Well, for one, efficiency. Isuzu claims that in ideal circumstances the Max 3.0TD double cab V-Cross 4x4 will sip 8.1l/100 km on the average cycle. During our test tenure, and in far from ideal conditions, our best consumption was 9.2l/100 km. This is a considerable sum more than some more powertrain-refined competitors, even when wringing some mechanical necks. Also, despite considerable refinements, that agricultural implement-like diesel clatter is ever-present, but then again, that old-school diesel sound is one of my favourite Isuzu characteristics.
Still, the engine does exactly what it says on the box.

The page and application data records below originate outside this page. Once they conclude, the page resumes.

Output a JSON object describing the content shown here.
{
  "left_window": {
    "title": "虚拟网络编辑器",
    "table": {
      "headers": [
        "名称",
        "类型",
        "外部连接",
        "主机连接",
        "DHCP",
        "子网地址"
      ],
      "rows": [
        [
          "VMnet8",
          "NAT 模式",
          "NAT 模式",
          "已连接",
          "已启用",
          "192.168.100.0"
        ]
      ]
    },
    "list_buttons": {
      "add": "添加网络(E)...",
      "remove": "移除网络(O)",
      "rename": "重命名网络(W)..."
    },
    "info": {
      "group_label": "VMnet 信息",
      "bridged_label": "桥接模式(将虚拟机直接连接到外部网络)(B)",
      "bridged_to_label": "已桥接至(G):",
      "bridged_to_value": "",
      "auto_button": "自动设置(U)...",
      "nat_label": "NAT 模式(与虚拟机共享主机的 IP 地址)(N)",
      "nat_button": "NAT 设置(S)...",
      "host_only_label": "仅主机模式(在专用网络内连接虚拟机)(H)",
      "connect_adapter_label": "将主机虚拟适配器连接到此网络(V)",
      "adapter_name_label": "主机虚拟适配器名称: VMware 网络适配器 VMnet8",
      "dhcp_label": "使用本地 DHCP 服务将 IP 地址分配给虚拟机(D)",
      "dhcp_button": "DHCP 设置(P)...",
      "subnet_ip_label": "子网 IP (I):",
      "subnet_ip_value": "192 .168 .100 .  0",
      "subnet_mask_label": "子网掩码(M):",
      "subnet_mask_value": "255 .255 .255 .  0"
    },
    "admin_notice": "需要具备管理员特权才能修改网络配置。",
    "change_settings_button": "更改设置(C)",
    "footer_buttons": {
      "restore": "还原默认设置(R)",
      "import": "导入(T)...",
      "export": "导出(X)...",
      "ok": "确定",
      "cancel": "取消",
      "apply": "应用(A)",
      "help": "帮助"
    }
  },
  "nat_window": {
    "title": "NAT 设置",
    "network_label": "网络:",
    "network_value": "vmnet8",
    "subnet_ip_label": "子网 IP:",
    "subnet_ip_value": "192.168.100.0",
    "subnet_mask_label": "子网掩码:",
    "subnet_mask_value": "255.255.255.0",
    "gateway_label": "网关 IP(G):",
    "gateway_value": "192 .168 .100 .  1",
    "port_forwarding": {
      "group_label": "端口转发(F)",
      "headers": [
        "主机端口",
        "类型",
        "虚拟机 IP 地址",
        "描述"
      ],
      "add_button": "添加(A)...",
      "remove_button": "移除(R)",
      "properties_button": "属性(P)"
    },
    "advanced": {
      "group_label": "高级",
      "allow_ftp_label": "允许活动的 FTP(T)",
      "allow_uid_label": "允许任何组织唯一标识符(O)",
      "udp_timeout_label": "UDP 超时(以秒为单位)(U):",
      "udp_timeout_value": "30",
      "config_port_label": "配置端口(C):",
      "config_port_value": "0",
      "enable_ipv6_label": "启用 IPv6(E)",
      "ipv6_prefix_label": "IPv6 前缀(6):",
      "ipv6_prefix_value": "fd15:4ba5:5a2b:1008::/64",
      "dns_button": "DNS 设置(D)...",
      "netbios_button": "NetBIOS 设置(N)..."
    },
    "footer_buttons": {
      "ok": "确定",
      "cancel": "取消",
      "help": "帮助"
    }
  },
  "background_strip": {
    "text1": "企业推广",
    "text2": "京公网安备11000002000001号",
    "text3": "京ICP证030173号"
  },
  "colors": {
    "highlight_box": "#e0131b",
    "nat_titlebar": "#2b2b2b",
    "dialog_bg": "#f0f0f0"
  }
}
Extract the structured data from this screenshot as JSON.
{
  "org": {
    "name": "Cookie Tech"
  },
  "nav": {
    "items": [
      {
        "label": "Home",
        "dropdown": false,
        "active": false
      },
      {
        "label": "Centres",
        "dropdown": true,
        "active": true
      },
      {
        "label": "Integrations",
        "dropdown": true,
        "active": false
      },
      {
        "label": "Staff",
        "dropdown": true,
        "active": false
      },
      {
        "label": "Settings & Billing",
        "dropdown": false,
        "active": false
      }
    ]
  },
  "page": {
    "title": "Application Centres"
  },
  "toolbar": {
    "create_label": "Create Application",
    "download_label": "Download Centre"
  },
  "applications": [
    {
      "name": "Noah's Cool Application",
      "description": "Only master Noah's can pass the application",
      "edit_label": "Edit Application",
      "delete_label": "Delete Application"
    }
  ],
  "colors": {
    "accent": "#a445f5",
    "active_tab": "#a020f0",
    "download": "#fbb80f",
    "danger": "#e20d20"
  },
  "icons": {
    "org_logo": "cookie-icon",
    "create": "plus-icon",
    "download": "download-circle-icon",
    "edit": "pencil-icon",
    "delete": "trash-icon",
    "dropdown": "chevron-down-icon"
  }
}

It's plenty powerful and the early torque onset from 1,600 r/min coupled with well-positioned gear ratios from the 6-speed automatic gearbox makes it responsive enough for any driving scenario. No complaints on this front…
Comfort? Even when unladen, the V-Cross derivative represents a considerable step-up in comfort levels compared to the previous gen. This is especially evident in its ability to soak up road imperfections and provides a near-opposite ride quality to that of another Japanese bakkie that shares the underpinnings with the D-Max. I must admit, following the bone-jarring ride in the other pick-up, I had my reservations about this platform. Not anymore, though.
One detail that intersects with the styling of the new D-Max is the inner-city usability of Isuzu's newest pick-up. By raising the bonnet height by 10 mm, front visibility, especially in confined parking areas, is a tad compromised. By not giving the bonnet line much of a downwards taper, guesstimating the true position of the grille isn't exactly an exercise in precision. I oftentimes found myself overestimating the distance, even with parking aids. Tailgaters, beware of this one…
Can I recommend the Isuzu D-Max 3.0TD double cab V-Cross 4x4? Well, it's a hard sell since while the V-Cross is a gorgeous bakkie, in terms of pricing on a spec-for-spec level (R835,100) it's taking a swing at some double cab titans: the Toyota Hilux 2.8GD-6 4x4 Legend auto (R824,900), the Ford Ranger 2.0 Bi-Turbo Wildtrak 4x4 (R832,100) and the Nissan Navara 2.5D PRO-4X 4x4 (R812,900). This while offering a characterful but outdated engine and very little else, bar some styling additions, to justify such a significant price mismatch.
Yes, it's reliable, mechanically bulletproof, pretty and comfortable, but many of these attributes are true for its competitors as well; while to a large extent, the competition offers better engine refinement and by extension better fuel economy.
I just keep scratching my head to find a singular justification for this overinflated price tag. Sure, there's a rolling bin cover, plenty of road presence and two-tone styling elements… Ditto with the competition. Furthermore, the local assembly of Isuzus should also translate into some savings, shouldn't it?
In any case, while the new Isuzu is a considerable step-up from the outgoing generation, I just can't wrap my head around the asking price, especially since this brand was once considered the go-to choice for tough and affordable.